(Provided information Opens)

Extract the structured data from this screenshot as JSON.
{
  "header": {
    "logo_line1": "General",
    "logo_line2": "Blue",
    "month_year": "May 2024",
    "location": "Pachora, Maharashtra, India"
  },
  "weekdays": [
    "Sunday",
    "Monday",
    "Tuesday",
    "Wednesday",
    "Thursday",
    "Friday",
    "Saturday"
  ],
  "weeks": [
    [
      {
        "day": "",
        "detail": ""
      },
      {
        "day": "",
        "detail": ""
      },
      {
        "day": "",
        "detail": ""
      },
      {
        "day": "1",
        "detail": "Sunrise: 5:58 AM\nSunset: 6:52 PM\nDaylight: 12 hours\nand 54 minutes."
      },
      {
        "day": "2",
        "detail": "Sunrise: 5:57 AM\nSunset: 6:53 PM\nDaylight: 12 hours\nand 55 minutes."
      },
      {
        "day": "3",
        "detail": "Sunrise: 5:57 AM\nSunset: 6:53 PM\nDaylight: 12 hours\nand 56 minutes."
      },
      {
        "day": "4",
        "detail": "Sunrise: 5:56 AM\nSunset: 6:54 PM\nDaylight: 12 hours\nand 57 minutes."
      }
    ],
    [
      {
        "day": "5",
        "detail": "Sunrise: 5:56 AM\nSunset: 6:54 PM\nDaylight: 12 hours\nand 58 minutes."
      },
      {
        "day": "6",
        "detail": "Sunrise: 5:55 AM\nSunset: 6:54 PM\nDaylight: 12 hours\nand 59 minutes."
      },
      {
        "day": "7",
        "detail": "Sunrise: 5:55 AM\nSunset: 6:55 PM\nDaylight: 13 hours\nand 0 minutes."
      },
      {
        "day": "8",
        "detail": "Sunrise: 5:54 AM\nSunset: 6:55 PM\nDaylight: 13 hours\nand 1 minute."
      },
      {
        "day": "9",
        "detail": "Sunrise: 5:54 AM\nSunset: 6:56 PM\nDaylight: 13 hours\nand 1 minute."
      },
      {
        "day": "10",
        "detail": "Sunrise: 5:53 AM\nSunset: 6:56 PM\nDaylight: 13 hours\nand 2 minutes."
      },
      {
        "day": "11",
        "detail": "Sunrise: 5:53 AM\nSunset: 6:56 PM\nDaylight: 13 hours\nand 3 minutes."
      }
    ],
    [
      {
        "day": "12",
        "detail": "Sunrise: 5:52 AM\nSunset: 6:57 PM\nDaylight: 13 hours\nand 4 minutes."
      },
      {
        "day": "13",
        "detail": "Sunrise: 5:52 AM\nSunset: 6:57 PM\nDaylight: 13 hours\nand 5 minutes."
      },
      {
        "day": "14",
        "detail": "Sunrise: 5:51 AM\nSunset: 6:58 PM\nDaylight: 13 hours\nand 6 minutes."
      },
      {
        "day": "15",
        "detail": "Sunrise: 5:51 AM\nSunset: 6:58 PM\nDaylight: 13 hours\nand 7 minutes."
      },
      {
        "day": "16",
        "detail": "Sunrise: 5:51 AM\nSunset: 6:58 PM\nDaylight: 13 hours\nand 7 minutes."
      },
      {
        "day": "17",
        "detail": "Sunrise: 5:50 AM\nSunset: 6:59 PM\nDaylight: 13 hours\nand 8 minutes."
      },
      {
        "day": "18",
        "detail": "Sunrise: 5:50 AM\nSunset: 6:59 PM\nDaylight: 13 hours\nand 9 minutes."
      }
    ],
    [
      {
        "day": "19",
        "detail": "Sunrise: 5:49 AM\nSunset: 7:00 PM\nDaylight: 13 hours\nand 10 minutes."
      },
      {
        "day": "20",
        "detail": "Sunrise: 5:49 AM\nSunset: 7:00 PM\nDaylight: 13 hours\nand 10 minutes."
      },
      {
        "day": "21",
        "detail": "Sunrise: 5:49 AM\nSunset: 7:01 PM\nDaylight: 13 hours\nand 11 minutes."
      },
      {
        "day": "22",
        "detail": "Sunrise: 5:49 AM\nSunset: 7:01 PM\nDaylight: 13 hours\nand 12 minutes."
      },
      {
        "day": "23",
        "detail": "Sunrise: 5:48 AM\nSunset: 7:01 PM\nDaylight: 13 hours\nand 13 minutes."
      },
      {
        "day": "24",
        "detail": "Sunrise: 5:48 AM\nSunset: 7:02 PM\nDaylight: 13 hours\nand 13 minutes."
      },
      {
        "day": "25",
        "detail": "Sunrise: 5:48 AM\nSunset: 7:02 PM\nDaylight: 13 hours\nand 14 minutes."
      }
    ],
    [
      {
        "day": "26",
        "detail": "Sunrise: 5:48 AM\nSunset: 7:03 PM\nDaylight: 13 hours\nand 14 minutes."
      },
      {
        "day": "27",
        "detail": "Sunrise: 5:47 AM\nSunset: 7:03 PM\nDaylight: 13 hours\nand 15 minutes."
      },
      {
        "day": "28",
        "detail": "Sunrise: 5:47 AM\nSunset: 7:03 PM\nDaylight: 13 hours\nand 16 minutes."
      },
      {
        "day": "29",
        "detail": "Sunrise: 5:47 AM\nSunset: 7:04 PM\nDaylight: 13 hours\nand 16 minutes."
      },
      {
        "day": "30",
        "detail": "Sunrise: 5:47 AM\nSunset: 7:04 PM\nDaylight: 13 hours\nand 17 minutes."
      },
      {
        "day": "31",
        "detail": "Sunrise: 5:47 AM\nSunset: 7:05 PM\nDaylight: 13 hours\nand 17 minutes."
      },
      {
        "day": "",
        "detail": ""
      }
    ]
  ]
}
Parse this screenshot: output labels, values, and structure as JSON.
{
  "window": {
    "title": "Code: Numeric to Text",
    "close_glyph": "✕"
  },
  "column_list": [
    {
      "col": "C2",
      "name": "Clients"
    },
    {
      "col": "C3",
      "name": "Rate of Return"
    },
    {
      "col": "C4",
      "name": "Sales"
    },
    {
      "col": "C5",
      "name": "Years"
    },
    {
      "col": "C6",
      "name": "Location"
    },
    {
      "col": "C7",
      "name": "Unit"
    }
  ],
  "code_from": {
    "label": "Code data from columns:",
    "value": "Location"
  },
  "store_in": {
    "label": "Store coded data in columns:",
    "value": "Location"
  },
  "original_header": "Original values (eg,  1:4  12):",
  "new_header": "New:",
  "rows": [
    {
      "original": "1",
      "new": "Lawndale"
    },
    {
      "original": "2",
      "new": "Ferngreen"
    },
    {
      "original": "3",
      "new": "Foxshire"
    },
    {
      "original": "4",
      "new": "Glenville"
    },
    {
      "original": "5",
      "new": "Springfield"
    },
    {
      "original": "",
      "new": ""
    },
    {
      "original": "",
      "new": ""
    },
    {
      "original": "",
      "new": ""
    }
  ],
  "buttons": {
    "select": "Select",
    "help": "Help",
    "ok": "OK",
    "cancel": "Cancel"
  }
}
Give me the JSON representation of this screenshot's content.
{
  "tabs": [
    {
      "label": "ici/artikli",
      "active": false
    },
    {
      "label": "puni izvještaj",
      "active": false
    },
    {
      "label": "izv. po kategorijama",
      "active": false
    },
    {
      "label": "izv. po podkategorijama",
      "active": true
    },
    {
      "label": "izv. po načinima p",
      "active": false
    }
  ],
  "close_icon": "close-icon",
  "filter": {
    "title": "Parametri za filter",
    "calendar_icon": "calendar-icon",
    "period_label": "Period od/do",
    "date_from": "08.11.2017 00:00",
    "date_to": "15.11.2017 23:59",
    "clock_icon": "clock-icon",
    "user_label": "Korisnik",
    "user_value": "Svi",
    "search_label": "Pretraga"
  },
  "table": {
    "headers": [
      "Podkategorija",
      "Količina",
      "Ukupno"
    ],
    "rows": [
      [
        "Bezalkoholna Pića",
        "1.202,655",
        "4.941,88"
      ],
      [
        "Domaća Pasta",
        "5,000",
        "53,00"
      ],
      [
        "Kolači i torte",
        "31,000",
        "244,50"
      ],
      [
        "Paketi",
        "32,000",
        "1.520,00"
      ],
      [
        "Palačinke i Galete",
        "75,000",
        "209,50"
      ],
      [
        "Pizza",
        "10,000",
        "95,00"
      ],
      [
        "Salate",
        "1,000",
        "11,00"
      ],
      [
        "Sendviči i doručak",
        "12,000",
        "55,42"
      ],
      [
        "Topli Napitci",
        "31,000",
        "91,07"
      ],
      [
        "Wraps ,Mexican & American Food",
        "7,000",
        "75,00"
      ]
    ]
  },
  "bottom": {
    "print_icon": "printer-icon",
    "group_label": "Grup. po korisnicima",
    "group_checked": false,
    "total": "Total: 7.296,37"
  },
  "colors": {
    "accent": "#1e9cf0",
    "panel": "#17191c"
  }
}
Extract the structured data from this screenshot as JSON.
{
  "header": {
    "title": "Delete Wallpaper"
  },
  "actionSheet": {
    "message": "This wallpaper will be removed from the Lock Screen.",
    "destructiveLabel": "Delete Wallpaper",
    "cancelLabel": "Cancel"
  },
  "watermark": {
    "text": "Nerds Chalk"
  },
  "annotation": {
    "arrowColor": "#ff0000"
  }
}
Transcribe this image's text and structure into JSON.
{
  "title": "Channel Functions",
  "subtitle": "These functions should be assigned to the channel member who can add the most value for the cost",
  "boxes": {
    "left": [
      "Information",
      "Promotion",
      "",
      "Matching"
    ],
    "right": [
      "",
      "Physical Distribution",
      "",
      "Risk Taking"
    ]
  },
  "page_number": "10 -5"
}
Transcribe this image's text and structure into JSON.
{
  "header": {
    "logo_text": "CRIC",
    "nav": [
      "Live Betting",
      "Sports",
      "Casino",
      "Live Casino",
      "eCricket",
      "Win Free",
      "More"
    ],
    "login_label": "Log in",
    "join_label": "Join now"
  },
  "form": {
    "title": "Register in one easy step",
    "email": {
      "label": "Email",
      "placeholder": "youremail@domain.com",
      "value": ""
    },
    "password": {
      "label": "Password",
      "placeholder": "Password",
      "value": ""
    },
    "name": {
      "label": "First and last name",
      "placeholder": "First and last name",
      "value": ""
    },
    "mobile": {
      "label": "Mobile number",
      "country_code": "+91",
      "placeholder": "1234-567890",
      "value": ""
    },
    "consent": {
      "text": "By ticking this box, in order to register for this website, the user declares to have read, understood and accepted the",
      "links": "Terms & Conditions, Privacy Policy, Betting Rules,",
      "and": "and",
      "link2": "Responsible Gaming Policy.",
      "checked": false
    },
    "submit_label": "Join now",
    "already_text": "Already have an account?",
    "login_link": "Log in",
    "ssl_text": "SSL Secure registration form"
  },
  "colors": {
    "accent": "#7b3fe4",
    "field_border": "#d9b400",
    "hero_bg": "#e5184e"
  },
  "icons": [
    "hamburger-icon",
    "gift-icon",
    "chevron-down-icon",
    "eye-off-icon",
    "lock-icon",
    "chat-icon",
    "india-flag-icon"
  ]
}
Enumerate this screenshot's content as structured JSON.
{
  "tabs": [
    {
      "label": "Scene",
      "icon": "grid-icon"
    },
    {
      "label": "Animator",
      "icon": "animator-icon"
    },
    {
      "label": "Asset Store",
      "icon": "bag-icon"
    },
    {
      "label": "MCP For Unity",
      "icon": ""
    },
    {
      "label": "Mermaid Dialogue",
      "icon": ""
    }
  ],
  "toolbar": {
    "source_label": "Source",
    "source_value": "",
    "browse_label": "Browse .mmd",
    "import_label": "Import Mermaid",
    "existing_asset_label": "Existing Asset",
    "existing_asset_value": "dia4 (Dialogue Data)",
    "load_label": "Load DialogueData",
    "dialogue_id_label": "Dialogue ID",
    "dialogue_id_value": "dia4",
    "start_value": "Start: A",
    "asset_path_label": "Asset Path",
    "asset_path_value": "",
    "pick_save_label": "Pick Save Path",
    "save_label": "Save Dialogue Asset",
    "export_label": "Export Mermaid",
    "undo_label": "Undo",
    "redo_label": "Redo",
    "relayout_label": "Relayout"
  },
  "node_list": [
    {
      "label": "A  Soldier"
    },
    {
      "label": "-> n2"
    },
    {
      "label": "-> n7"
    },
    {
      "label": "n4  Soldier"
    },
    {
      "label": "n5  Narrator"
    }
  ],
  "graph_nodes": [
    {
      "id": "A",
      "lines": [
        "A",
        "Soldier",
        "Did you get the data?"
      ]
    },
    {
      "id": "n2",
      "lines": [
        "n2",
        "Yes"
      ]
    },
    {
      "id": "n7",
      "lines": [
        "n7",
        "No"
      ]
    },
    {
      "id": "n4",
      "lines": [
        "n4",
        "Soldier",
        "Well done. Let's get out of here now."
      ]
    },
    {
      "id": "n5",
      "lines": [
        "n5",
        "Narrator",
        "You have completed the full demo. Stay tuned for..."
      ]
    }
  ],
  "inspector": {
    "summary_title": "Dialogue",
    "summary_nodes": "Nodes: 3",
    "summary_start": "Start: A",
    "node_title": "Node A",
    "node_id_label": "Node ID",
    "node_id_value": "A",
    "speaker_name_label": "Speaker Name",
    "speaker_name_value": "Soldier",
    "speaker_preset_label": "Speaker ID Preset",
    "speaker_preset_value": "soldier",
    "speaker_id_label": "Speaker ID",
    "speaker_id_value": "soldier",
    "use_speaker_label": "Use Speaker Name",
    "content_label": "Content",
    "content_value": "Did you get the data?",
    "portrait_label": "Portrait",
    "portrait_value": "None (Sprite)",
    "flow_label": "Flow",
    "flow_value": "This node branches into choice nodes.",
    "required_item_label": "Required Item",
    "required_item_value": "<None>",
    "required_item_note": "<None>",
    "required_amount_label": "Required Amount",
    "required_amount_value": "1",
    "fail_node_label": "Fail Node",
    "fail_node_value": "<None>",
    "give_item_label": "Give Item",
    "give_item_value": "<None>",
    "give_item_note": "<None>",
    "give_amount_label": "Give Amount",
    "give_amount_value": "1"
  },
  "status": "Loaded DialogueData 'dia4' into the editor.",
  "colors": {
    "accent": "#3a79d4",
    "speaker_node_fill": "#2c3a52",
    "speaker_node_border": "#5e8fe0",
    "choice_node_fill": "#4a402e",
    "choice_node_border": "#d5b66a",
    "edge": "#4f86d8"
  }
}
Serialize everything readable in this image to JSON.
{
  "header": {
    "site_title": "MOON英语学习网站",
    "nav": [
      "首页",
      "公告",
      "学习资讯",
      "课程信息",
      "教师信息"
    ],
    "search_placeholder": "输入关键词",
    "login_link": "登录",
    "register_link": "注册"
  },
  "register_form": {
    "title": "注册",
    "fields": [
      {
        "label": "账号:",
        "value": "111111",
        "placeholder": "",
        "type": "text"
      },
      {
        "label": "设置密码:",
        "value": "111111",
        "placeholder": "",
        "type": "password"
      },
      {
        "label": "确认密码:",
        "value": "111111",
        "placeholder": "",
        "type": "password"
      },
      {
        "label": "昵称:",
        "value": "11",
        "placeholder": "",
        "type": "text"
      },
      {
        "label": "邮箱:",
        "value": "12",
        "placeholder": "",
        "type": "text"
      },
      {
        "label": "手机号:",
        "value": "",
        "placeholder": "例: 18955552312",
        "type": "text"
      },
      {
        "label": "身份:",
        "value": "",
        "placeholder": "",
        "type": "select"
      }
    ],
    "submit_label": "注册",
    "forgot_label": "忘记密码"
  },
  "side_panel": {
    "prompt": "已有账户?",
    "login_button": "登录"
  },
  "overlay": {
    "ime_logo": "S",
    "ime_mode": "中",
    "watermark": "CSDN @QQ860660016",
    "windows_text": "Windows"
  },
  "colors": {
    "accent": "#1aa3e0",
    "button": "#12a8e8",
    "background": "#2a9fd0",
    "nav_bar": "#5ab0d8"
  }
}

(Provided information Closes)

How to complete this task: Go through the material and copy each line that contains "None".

Completed exercise:
    "portrait_value": "None (Sprite)",
    "required_item_value": "<None>",
    "required_item_note": "<None>",
    "fail_node_value": "<None>",
    "give_item_value": "<None>",
    "give_item_note": "<None>",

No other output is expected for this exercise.